Tayyara also to serve second term
Moffat County Commissioner Saed Tayyara received the most votes of any Commission candidate in the 2008 general election, though he ran unopposed for the District 2 seat.
Tayyara received 4,545 votes in Craig, including early and mail-in votes, but not including votes from Maybell or Dinosaur.
Tayyara has said he is proud of the accomplishments he and the other commission members have made, including balancing the budget and building fund reserves. He plans to continue the same fiscally conservative practices in the next four years, he said.
Republican incumbent Tom Gray won his re-election bid to the Moffat County Commission by a close to 3 to 1 majority against Democratic challenger Lois Wymore.
Gray said he plans to continue the same policies and beliefs he brought to the office after the 2004 election. Among those, he will advocate for fiscal restraint and a small, unobtrusive government.
However, Gray said he believes the county will face new issues in the future that will have to be addressed if and when they happen.
"My instinct is that the new (presidential) administration will be less friendly to fossil fuels, and with (Democratic Rep. Mark) Udall as our senator alongside (Democratic Sen. John) Salazar, I think we will see some changes," Gray said.
He added that fossil fuels are "very important" to Moffat County.
The two Commission candidates had largely the same views on most issues, such as county budget priorities and energy development, with a few exceptions.
Wymore said the biggest fault she found with the current county administration is that it does not give the Craig/Moffat Economic Development Partnership enough support. The current Commission declined to fund the EDP in 2008, citing low public approval and a lack of concrete results.
The commission has not finalized its 2009 budget or whether it will contribute to EDP.
The country's financial crisis requires more emphasis on economic development, Wymore said, even though the local economy seems comparatively strong.
"We have to be thinking outside of the box," she said. "We're going to have to work really hard to remain stable."
Wymore also advocated that the county do everything it can to support senior citizens and residents at Sunset Meadows I and II, both retirement communities operated by the county.
Both candidates said the most important goal for the county going forward will be to maintain services, such as road maintenance and law enforcement.

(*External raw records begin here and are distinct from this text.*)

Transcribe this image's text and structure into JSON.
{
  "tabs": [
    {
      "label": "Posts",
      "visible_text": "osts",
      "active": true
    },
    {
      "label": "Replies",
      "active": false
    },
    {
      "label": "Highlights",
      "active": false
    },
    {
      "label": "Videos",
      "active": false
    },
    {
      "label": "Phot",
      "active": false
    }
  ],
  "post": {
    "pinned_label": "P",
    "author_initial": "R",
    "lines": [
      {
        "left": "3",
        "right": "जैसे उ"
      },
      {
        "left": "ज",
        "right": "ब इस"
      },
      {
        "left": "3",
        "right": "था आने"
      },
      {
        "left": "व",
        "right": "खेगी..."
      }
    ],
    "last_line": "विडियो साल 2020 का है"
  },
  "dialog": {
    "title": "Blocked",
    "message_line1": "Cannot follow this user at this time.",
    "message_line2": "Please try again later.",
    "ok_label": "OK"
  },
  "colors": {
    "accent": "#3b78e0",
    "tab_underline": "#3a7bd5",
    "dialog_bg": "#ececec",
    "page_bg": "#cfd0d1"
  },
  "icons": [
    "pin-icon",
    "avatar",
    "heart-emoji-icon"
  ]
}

With regard to the county budget, Gray said he planned to maintain the same principles he has brought to the county during the past four years: Maintain 30 percent reserves and operate the county as a "management company," only spending the resources the voters have approved.
At least one resident said she planned to vote for Wymore because she favored a change in the conservative-dominated commission.
"I have wanted a change in the county commissioners' 'good ol' boy' group for a long time," said Jan Rogers shortly after the Debate 2008 event Oct. 16. "Lois is a breath of fresh air."
Another voter at the polls Tuesday night had a different perspective.
"I personally thought (Gray) was doing a fine job, so he still has my vote," said Michelle Henderson, 34, a counselor at Hayden High School.
However, not everything is right with the community, she added.
"I think our youth, our teens, need more positive things to do," Henderson said, which is why she supports the campaign to fund and build a local recreation center.
Could a candidate who pushed youth concerns have gotten her vote?
"Possibly," Henderson said. "It's kind of hard to say now."
Collin Smith can be reached at 875-1794 or email@example.com